■ WHAT TO PRODUCE ■
The listing below is to be reproduced in full, character for character.

■ DATA FOR THIS EXERCISE ■
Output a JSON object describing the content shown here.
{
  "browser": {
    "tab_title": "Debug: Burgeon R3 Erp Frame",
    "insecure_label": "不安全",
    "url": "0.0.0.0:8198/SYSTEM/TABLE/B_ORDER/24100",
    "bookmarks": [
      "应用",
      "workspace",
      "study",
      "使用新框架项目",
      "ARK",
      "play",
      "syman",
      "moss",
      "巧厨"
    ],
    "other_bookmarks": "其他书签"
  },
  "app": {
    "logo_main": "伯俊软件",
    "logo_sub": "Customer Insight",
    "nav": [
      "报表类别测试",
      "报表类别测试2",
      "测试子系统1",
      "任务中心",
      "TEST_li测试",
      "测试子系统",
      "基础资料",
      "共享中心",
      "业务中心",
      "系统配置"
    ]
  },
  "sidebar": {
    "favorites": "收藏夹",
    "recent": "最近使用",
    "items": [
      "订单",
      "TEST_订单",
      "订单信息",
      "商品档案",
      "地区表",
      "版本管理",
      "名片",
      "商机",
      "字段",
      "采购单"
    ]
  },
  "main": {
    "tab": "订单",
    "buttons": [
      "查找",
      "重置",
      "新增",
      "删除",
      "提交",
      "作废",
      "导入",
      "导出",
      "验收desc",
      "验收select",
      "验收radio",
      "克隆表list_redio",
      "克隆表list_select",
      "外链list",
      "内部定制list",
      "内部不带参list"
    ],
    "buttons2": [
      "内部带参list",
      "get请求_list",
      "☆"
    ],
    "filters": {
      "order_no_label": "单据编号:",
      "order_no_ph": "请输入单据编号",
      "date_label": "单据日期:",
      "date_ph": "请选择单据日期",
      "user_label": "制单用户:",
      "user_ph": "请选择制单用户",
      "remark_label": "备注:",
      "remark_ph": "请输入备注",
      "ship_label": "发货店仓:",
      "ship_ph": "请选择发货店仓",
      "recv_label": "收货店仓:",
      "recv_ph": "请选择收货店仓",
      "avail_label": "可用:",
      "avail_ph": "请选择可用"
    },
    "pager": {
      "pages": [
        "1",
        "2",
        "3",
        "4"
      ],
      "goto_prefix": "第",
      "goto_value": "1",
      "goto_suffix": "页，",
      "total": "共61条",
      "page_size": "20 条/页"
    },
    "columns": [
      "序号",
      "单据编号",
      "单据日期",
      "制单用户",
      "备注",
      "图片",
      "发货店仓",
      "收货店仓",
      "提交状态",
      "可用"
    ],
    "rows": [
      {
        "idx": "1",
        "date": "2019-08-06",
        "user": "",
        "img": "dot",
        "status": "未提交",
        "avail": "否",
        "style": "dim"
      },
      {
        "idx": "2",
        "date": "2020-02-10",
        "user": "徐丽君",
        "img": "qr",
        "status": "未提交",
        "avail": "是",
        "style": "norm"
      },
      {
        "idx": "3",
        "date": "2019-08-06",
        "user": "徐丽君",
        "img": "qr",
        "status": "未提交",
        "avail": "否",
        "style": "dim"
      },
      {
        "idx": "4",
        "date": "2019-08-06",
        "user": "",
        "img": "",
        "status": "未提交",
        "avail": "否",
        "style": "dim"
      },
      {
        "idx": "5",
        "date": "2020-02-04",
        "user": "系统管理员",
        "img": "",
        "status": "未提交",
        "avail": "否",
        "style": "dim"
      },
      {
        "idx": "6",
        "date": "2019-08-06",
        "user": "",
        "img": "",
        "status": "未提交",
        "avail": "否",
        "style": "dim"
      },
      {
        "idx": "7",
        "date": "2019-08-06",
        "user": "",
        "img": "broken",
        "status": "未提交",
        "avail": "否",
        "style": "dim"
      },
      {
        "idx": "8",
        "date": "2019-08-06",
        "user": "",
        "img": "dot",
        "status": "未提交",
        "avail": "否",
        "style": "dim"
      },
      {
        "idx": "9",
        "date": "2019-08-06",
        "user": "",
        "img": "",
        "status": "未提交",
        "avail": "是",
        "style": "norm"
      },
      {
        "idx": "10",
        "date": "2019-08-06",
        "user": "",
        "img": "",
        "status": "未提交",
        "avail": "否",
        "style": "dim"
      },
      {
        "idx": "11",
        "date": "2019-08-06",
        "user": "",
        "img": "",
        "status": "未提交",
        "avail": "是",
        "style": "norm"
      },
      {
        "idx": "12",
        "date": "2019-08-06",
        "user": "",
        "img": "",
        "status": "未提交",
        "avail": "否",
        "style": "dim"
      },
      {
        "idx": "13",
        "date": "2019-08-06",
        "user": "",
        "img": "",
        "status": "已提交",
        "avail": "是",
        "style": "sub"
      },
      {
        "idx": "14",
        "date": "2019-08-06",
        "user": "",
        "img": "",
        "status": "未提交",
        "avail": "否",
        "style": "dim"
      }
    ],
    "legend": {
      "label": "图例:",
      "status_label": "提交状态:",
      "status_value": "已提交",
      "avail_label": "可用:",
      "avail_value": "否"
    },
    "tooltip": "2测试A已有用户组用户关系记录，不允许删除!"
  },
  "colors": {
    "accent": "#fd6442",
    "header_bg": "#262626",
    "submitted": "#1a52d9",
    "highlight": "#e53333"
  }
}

■ ANSWER FOR THE TASK ■
Output a JSON object describing the content shown here.
{
  "browser": {
    "tab_title": "Debug: Burgeon R3 Erp Frame",
    "insecure_label": "不安全",
    "url": "0.0.0.0:8198/SYSTEM/TABLE/B_ORDER/24100",
    "bookmarks": [
      "应用",
      "workspace",
      "study",
      "使用新框架项目",
      "ARK",
      "play",
      "syman",
      "moss",
      "巧厨"
    ],
    "other_bookmarks": "其他书签"
  },
  "app": {
    "logo_main": "伯俊软件",
    "logo_sub": "Customer Insight",
    "nav": [
      "报表类别测试",
      "报表类别测试2",
      "测试子系统1",
      "任务中心",
      "TEST_li测试",
      "测试子系统",
      "基础资料",
      "共享中心",
      "业务中心",
      "系统配置"
    ]
  },
  "sidebar": {
    "favorites": "收藏夹",
    "recent": "最近使用",
    "items": [
      "订单",
      "TEST_订单",
      "订单信息",
      "商品档案",
      "地区表",
      "版本管理",
      "名片",
      "商机",
      "字段",
      "采购单"
    ]
  },
  "main": {
    "tab": "订单",
    "buttons": [
      "查找",
      "重置",
      "新增",
      "删除",
      "提交",
      "作废",
      "导入",
      "导出",
      "验收desc",
      "验收select",
      "验收radio",
      "克隆表list_redio",
      "克隆表list_select",
      "外链list",
      "内部定制list",
      "内部不带参list"
    ],
    "buttons2": [
      "内部带参list",
      "get请求_list",
      "☆"
    ],
    "filters": {
      "order_no_label": "单据编号:",
      "order_no_ph": "请输入单据编号",
      "date_label": "单据日期:",
      "date_ph": "请选择单据日期",
      "user_label": "制单用户:",
      "user_ph": "请选择制单用户",
      "remark_label": "备注:",
      "remark_ph": "请输入备注",
      "ship_label": "发货店仓:",
      "ship_ph": "请选择发货店仓",
      "recv_label": "收货店仓:",
      "recv_ph": "请选择收货店仓",
      "avail_label": "可用:",
      "avail_ph": "请选择可用"
    },
    "pager": {
      "pages": [
        "1",
        "2",
        "3",
        "4"
      ],
      "goto_prefix": "第",
      "goto_value": "1",
      "goto_suffix": "页，",
      "total": "共61条",
      "page_size": "20 条/页"
    },
    "columns": [
      "序号",
      "单据编号",
      "单据日期",
      "制单用户",
      "备注",
      "图片",
      "发货店仓",
      "收货店仓",
      "提交状态",
      "可用"
    ],
    "rows": [
      {
        "idx": "1",
        "date": "2019-08-06",
        "user": "",
        "img": "dot",
        "status": "未提交",
        "avail": "否",
        "style": "dim"
      },
      {
        "idx": "2",
        "date": "2020-02-10",
        "user": "徐丽君",
        "img": "qr",
        "status": "未提交",
        "avail": "是",
        "style": "norm"
      },
      {
        "idx": "3",
        "date": "2019-08-06",
        "user": "徐丽君",
        "img": "qr",
        "status": "未提交",
        "avail": "否",
        "style": "dim"
      },
      {
        "idx": "4",
        "date": "2019-08-06",
        "user": "",
        "img": "",
        "status": "未提交",
        "avail": "否",
        "style": "dim"
      },
      {
        "idx": "5",
        "date": "2020-02-04",
        "user": "系统管理员",
        "img": "",
        "status": "未提交",
        "avail": "否",
        "style": "dim"
      },
      {
        "idx": "6",
        "date": "2019-08-06",
        "user": "",
        "img": "",
        "status": "未提交",
        "avail": "否",
        "style": "dim"
      },
      {
        "idx": "7",
        "date": "2019-08-06",
        "user": "",
        "img": "broken",
        "status": "未提交",
        "avail": "否",
        "style": "dim"
      },
      {
        "idx": "8",
        "date": "2019-08-06",
        "user": "",
        "img": "dot",
        "status": "未提交",
        "avail": "否",
        "style": "dim"
      },
      {
        "idx": "9",
        "date": "2019-08-06",
        "user": "",
        "img": "",
        "status": "未提交",
        "avail": "是",
        "style": "norm"
      },
      {
        "idx": "10",
        "date": "2019-08-06",
        "user": "",
        "img": "",
        "status": "未提交",
        "avail": "否",
        "style": "dim"
      },
      {
        "idx": "11",
        "date": "2019-08-06",
        "user": "",
        "img": "",
        "status": "未提交",
        "avail": "是",
        "style": "norm"
      },
      {
        "idx": "12",
        "date": "2019-08-06",
        "user": "",
        "img": "",
        "status": "未提交",
        "avail": "否",
        "style": "dim"
      },
      {
        "idx": "13",
        "date": "2019-08-06",
        "user": "",
        "img": "",
        "status": "已提交",
        "avail": "是",
        "style": "sub"
      },
      {
        "idx": "14",
        "date": "2019-08-06",
        "user": "",
        "img": "",
        "status": "未提交",
        "avail": "否",
        "style": "dim"
      }
    ],
    "legend": {
      "label": "图例:",
      "status_label": "提交状态:",
      "status_value": "已提交",
      "avail_label": "可用:",
      "avail_value": "否"
    },
    "tooltip": "2测试A已有用户组用户关系记录，不允许删除!"
  },
  "colors": {
    "accent": "#fd6442",
    "header_bg": "#262626",
    "submitted": "#1a52d9",
    "highlight": "#e53333"
  }
}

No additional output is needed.